Show, in full, each line of the data that contains "Fire".

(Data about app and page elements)
* * * *
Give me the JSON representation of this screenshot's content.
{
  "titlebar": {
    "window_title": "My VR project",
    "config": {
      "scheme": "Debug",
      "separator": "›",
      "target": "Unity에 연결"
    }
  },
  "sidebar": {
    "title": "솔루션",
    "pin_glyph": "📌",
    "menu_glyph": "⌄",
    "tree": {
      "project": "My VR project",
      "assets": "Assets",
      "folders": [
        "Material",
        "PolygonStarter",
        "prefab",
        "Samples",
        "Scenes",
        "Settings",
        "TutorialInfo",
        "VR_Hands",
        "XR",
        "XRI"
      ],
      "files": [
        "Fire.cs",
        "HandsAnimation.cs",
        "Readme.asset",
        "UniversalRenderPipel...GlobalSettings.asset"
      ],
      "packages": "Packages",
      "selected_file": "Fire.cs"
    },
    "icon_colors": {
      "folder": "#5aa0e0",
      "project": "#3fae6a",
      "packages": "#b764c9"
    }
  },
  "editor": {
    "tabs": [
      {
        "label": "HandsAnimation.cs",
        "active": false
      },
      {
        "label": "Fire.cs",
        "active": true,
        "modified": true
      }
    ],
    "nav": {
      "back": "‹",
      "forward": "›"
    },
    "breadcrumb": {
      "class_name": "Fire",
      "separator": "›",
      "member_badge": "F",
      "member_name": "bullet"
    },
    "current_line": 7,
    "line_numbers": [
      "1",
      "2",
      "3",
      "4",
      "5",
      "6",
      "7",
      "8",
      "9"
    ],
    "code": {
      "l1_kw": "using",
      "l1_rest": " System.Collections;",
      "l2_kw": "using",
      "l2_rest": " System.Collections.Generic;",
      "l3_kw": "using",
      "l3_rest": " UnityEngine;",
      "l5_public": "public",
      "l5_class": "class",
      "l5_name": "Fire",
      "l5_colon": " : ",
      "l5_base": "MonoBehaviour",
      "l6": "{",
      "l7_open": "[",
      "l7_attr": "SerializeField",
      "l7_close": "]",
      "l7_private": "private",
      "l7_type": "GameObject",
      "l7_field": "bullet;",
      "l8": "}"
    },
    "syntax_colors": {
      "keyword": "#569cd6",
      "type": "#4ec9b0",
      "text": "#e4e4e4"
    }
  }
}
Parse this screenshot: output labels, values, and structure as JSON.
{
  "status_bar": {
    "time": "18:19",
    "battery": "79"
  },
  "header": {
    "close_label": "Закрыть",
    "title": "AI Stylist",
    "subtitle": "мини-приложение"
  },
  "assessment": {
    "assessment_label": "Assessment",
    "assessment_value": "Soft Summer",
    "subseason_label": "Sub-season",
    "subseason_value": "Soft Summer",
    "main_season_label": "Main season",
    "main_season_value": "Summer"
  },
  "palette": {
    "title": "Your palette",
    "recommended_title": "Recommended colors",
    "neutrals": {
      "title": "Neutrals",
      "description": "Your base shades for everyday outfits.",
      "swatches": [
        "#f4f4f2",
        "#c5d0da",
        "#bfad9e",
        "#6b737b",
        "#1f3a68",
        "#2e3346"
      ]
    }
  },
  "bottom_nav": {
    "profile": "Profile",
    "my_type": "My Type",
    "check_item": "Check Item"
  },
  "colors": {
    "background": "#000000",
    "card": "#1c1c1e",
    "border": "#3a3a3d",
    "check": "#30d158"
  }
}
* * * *
**REPLY:**
        "Fire.cs",
      "selected_file": "Fire.cs"
        "label": "Fire.cs",
      "class_name": "Fire",
      "l5_name": "Fire",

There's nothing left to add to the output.